“Coal ash pollution is leaking out of its coal ash pits and into surrounding waters,” Holleman said in a news release. “The Buck site is the only retired coal plant site in the state where Duke Energy has not agreed to excavate its coal ash. It’s time for Duke Energy to stop covering up its pollution at the Buck site, and start removing its coal ash from these leaking, unlined pits.”

When asked about the tests, Yadkin Riverkeeper Will Scott said the discharges are proof that coal ash should be excavated, not capped in place.

“These test results show that Duke Energy is discharging so much arsenic into the Yadkin River that the river water itself has arsenic levels above the standards meant to protect human and aquatic health,” Scott said.

A letter from Pace Analytical Services, the company who conducted the tests, says samples of water were taken on Aug. 18. The letter — sent to Duke Energy, the SELC and attorneys —is dated Aug. 31.

When asked about the tests, Duke Energy spokeswoman Erin Culbert drew attention to the location that tests occurred, immediately at the spot where the company is permitted to discharge water from its coal ash ponds. If tests were truly representative of water quality, they would have occurred farther from the permitted site, she said. The company isn’t in violation of its state permit, Culbert said.

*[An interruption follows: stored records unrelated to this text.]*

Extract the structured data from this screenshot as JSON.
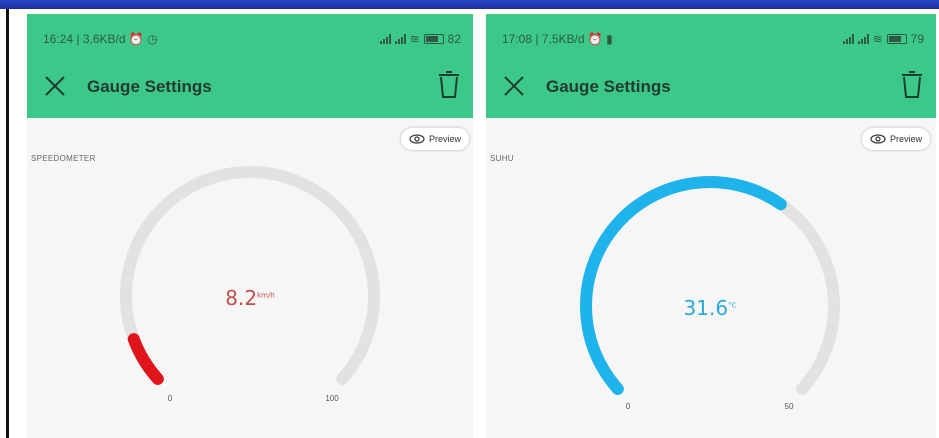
{
  "left": {
    "status": {
      "time_info": "16:24 | 3,6KB/d ⏰ ◷",
      "battery": "82"
    },
    "title": "Gauge Settings",
    "preview_label": "Preview",
    "gauge_label": "SPEEDOMETER",
    "gauge": {
      "value": "8.2",
      "unit": "km/h",
      "min": "0",
      "max": "100",
      "fill_fraction": 0.082,
      "color": "#e0141b"
    },
    "value_color": "#c0504d"
  },
  "right": {
    "status": {
      "time_info": "17:08 | 7,5KB/d ⏰ ▮",
      "battery": "79"
    },
    "title": "Gauge Settings",
    "preview_label": "Preview",
    "gauge_label": "SUHU",
    "gauge": {
      "value": "31.6",
      "unit": "°C",
      "min": "0",
      "max": "50",
      "fill_fraction": 0.632,
      "color": "#1eb3ea"
    },
    "value_color": "#2aa9dd"
  },
  "colors": {
    "header": "#3cc889",
    "track": "#e2e2e2",
    "background": "#f6f6f6"
  }
}
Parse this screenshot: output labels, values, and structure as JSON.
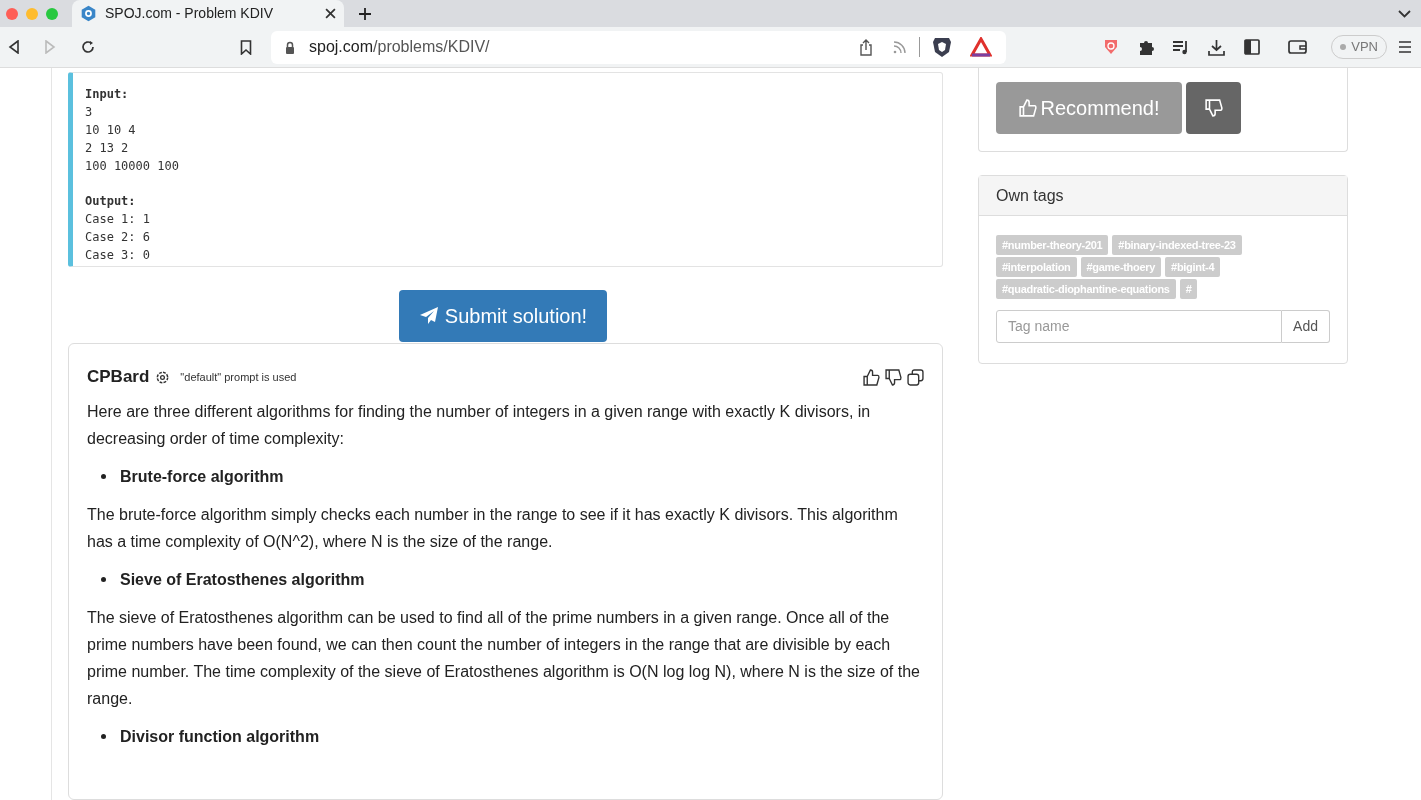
{
  "browser": {
    "tab_title": "SPOJ.com - Problem KDIV",
    "address": {
      "host": "spoj.com",
      "path": "/problems/KDIV/"
    },
    "vpn": "VPN"
  },
  "example": {
    "input_label": "Input:",
    "input_lines": [
      "3",
      "10 10 4",
      "2 13 2",
      "100 10000 100"
    ],
    "output_label": "Output:",
    "output_lines": [
      "Case 1: 1",
      "Case 2: 6",
      "Case 3: 0"
    ]
  },
  "submit": "Submit solution!",
  "cpbard": {
    "title": "CPBard",
    "note": "\"default\" prompt is used",
    "blocks": [
      {
        "kind": "paragraph",
        "text": "Here are three different algorithms for finding the number of integers in a given range with exactly K divisors, in decreasing order of time complexity:"
      },
      {
        "kind": "bullet",
        "text": "Brute-force algorithm"
      },
      {
        "kind": "paragraph",
        "text": "The brute-force algorithm simply checks each number in the range to see if it has exactly K divisors. This algorithm has a time complexity of O(N^2), where N is the size of the range."
      },
      {
        "kind": "bullet",
        "text": "Sieve of Eratosthenes algorithm"
      },
      {
        "kind": "paragraph",
        "text": "The sieve of Eratosthenes algorithm can be used to find all of the prime numbers in a given range. Once all of the prime numbers have been found, we can then count the number of integers in the range that are divisible by each prime number. The time complexity of the sieve of Eratosthenes algorithm is O(N log log N), where N is the size of the range."
      },
      {
        "kind": "bullet",
        "text": "Divisor function algorithm"
      }
    ]
  },
  "recommend": {
    "label": "Recommend!"
  },
  "own_tags": {
    "title": "Own tags",
    "tags": [
      "#number-theory-201",
      "#binary-indexed-tree-23",
      "#interpolation",
      "#game-thoery",
      "#bigint-4",
      "#quadratic-diophantine-equations",
      "#"
    ],
    "placeholder": "Tag name",
    "add": "Add"
  }
}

“They failed to sample true river quality and purposefully ignored the zone where permitted wastewater is allowed to be released,” she said. “We carefully monitor permitted discharges as required by the state and report those. Samples taken in the Yadkin River itself show that water quality remains well protected.”

The arsenic levels “are no cause for alarm,” and it’s “another example of their attempts to mislead the public with inaccurate information,” she said.

The test results have not yet been submitted to the U.S. Middle District Court for North Carolina, where the Riverkeeper’s lawsuit was filed.

Questions about levels of chemicals seeping into the Yadkin River are separate from the ongoing controversy about well water contamination in communities such as Dukeville.

Contact reporter Josh Bergeron at 704-797-4246